I think I remember when that when that order hit. And you're right, that was all hands on deck. And Paul might have said, "Oh, we should do more of that" but the engineers would not have said, that we should do more of that.
ED SWIATEK 41:35
That was incredibly stressful time for everybody involved. David Liddell was our international sales manager at the time, and he was doing all the coding and working with Bert staying in the office till 10 or 11 o'clock routinely. Then when the order came in, then it switched, where, you know, we we had our day jobs of supporting individual clients, and then usually around three o'clock, then we switched to the back of the building back of building one, and then work on the China order until 11 or 12 o'clock at night.

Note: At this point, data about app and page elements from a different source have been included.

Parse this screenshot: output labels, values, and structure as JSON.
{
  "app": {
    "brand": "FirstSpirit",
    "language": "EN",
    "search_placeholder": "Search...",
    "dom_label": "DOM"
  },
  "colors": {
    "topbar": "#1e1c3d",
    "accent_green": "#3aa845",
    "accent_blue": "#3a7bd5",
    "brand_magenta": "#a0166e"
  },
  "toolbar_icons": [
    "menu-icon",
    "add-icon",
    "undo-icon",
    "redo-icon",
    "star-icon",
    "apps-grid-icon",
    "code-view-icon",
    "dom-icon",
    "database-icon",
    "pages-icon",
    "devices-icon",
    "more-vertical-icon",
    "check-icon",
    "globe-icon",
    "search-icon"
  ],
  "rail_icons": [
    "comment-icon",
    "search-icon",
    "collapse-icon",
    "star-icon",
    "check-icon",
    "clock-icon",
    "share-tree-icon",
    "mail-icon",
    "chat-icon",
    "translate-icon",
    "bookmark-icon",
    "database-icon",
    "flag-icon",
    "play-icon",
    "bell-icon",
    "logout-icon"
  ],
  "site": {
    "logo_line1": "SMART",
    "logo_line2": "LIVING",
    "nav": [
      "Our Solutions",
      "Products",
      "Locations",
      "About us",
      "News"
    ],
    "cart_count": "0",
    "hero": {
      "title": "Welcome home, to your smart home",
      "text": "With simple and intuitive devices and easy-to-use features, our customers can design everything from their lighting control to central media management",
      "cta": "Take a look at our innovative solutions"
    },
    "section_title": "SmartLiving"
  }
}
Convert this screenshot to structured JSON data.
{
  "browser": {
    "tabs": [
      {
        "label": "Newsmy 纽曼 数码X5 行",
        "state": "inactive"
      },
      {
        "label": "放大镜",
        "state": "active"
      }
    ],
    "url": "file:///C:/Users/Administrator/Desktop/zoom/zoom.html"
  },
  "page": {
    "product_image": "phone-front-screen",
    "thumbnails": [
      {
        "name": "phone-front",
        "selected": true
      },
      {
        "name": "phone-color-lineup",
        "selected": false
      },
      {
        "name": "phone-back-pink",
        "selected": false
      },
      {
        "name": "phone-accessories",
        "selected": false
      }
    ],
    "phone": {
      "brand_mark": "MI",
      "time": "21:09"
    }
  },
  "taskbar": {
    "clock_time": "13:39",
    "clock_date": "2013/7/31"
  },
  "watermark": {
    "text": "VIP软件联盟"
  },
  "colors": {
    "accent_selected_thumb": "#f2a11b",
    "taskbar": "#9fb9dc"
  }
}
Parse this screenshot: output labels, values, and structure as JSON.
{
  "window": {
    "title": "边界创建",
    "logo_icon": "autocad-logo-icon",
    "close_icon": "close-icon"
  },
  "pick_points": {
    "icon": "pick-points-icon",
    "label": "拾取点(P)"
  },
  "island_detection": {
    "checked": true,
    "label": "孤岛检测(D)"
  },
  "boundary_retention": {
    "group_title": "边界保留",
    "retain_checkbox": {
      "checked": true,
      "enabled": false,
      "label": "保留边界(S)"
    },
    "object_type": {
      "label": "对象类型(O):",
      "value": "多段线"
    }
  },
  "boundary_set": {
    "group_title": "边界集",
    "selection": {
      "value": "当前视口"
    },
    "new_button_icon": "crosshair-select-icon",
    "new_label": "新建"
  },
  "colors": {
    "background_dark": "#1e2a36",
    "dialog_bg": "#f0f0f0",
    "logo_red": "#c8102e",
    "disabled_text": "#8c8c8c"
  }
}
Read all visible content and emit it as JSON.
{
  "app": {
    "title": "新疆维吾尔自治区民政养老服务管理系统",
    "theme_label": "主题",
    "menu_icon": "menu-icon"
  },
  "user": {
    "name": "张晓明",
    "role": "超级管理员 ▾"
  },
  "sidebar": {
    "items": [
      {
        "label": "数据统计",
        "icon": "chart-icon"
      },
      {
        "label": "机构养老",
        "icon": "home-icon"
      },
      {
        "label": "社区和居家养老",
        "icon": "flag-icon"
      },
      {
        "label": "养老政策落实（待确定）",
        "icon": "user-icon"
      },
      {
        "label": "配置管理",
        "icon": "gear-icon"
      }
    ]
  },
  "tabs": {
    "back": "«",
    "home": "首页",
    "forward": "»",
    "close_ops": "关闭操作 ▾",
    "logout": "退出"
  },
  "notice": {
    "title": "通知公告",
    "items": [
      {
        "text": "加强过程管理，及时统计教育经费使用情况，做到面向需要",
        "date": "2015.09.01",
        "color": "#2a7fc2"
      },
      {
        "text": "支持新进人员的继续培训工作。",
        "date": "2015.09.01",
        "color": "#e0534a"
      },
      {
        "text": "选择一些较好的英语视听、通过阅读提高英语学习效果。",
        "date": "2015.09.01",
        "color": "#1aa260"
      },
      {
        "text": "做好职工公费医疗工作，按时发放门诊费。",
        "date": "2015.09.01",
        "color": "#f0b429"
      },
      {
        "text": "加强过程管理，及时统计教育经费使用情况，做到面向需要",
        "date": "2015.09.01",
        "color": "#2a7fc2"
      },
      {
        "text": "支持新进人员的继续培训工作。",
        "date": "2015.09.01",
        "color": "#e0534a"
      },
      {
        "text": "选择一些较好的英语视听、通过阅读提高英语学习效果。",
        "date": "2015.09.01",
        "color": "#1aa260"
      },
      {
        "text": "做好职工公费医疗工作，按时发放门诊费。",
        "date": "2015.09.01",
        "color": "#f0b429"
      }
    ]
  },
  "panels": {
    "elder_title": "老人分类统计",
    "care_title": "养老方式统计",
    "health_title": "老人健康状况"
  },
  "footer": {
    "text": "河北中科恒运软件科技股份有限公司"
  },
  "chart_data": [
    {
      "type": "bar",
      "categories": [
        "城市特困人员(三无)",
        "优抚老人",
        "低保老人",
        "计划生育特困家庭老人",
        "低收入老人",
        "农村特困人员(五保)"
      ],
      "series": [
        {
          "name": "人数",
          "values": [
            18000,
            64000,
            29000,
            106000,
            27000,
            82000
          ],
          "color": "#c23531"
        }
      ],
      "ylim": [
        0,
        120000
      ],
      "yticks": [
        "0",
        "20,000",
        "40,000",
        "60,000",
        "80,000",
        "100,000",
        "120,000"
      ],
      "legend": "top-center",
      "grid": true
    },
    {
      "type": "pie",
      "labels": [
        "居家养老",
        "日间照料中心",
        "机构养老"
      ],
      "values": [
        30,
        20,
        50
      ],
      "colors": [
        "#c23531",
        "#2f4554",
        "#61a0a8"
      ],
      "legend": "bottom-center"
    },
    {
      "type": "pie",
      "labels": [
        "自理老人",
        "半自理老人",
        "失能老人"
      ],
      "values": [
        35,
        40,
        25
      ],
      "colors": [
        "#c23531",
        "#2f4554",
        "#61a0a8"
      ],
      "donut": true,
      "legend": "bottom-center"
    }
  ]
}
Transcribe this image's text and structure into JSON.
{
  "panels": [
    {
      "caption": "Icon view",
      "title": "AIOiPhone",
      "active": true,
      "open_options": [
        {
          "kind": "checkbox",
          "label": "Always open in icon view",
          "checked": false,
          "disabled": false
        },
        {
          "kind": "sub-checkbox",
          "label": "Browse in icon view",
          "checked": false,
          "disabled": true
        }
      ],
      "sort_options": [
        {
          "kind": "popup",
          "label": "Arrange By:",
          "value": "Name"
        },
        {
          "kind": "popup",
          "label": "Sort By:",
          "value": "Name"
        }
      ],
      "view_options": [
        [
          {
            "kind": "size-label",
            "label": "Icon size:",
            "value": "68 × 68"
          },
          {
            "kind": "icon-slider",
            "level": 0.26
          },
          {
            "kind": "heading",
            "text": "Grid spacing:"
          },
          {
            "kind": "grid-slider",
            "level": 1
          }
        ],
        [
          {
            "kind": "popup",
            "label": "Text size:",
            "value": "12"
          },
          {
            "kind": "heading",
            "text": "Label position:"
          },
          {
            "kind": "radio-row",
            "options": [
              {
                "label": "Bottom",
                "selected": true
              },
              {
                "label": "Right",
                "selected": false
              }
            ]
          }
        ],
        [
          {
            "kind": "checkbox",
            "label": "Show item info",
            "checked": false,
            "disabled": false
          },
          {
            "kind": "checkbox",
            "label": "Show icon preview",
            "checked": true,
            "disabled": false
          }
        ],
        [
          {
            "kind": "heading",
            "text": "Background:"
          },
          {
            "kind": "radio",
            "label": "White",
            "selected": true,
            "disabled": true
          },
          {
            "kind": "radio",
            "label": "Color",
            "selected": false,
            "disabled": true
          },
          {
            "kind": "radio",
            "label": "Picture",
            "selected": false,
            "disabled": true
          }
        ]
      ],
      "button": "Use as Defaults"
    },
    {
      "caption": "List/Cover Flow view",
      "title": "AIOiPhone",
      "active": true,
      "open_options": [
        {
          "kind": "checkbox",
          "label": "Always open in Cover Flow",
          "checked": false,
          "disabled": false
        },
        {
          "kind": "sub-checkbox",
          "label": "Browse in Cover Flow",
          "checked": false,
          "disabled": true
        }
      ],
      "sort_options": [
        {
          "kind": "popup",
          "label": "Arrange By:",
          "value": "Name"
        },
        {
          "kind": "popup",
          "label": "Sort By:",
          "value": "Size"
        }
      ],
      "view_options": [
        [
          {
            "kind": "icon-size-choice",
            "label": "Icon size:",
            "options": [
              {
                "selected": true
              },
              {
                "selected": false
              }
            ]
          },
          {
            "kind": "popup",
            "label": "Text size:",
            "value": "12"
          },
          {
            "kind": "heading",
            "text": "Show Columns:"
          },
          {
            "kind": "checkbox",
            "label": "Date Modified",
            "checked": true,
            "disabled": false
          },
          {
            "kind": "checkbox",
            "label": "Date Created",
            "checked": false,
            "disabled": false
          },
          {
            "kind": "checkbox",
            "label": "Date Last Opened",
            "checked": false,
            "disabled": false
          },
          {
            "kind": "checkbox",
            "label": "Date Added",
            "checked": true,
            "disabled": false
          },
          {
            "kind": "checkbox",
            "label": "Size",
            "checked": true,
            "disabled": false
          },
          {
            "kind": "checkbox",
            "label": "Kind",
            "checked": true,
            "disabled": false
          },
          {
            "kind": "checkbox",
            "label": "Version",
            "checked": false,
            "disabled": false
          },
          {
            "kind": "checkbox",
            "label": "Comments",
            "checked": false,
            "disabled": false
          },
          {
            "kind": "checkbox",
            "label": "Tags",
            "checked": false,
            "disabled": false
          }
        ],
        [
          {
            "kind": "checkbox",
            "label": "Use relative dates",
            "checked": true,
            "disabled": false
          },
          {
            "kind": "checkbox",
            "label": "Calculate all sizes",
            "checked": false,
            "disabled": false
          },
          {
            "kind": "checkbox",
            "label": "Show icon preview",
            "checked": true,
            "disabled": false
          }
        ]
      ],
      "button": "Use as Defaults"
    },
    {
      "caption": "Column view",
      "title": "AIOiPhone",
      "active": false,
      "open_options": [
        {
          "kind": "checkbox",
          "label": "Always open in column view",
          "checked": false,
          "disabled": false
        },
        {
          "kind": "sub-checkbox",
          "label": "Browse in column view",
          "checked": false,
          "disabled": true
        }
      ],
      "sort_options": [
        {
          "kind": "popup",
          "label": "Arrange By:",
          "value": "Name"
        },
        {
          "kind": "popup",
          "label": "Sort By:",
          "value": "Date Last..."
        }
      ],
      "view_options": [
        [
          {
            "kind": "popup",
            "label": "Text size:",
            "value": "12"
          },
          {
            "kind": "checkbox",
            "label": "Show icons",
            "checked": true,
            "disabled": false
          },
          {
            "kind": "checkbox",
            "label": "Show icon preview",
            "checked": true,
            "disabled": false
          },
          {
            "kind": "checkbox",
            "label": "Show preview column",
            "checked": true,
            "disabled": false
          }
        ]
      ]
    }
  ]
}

BRAD NEWBOLD 42:10
ED SWIATEK 42:11
That just taught me some to its like, and really, um all the wives should get credit for the incredible patience that they exhibited doing that.
BRAD NEWBOLD 42:19
Definitely, they should be the ones getting overtime, right and double pay and all that!
ED SWIATEK 42:23
BRAD NEWBOLD 42:25
Okay, so final question regarding Bert Tanner. Is there anything in particular that you feel that we can learn from his work in life?
ED SWIATEK 42:34
Yeah, that the one thing that I would say, and I've kind of instilled that in my own work ethic is just real dedicated and unfettered devotion to the client and meeting their needs, listening to them, and not trying to sell them what we have, but listening to what they need, and then adjusting our product line to meet their specific needs.
GAYLON CAMPBELL 42:56
I couldn't say it any better than that perfect. Eric worked for Sterling to and that was, that was a really formative part of his training. So I'm not sure if which, you know whether Sterling's influence on him or on me that have the biggest effect on creating Campbell Scientific but, but it all goes back to Sterling.
BRAD NEWBOLD 43:22
Our time is up for today. Thank you again, so much, Ed and Gaylon for taking time to share your association with some pioneers in the field of Environmental Biophysics. And I think that our listeners will really find this episode inspiring. If you in the audience have any questions about this topic or wants to hear more, feel free to contact us and metergroup.com or reach out to us on Twitter @meter_env. Or you can connect with Campbell Scientific at campbellscience.com you can also view the full transcript from today's episode in the podcast description. Stay safe and we'll catch you next time on We Measure the World.